On the West Coast of the US, the decadent forms of democracy are on trial. This November, California citizens are set to vote on a citizen-penned initiative for labeling GMO food. Now, Direct Democracy is stepping in because the ‘representative’ facade has failed. This distrust of leadership revealed itself again after the hurricane hit New York City. Occupy Sandy quickly emerged from the grassroots to create an effective emergency relief operation. Globally, CryptoParty, a decentralized collaboration that guards against surveillance and invasion of privacy is popping up in cities around the world.
The emergence of peer progressives might simply be an indication that we are moving into a truly global era that is no longer defined by a nation-state perspective or loyalty to a particular party or ideology. When one looks around, one sees connections within emerging networks of citizens around the world. We are not alone. When the spectacle of these political charades is over and the illusion of the invincibility of empire begins to collapse, we might find ourselves in a larger web that has been quietly cultivating itself behind the scenes.
In this election, some are saying vote for no one as president, but I say it is time to vote for everyone. The era of politicians and plutocrats is nearly over. When we realize our own significance, together we will find new strength in global solidarity. Just consider that about half of the Senate and Congress are multi-millionaires. This means you and I have more in common with the sweatshop workers in China making I-phone parts or bloodied drone-bombed attendees at a wedding in Waziristan than we do with an owner of Walmart or the political leaders in Washington.
Every time we buy local or non-corporate, we are voting for ourselves by keeping value in our communities. Every time we support our brothers and sisters globally in a nonviolent way, we build true human community. When we choose to connect with our neighbors through free sharing and common cause, with creative social and economic currencies we build just society. Whenever we support clean and independent energy, we participate in our own power instead of giving it to a system that destroys our health, economy and humanity.
Power multiplied by direct common will is a transformative force in everything from economies to systems of governance. Peer-progressives are on the rise. Where we go from here is up to us.

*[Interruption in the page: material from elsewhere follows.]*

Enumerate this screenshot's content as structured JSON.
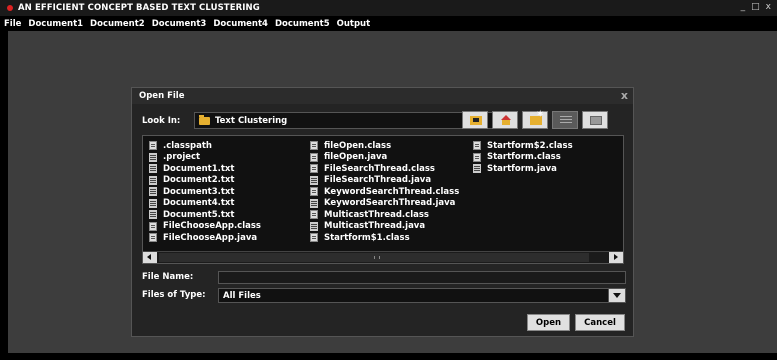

Nozomi Hayase is a contributing writer to Culture Unplugged, and a global citizen blogger, at Journaling Between Worlds. She can be reached at: email@example.com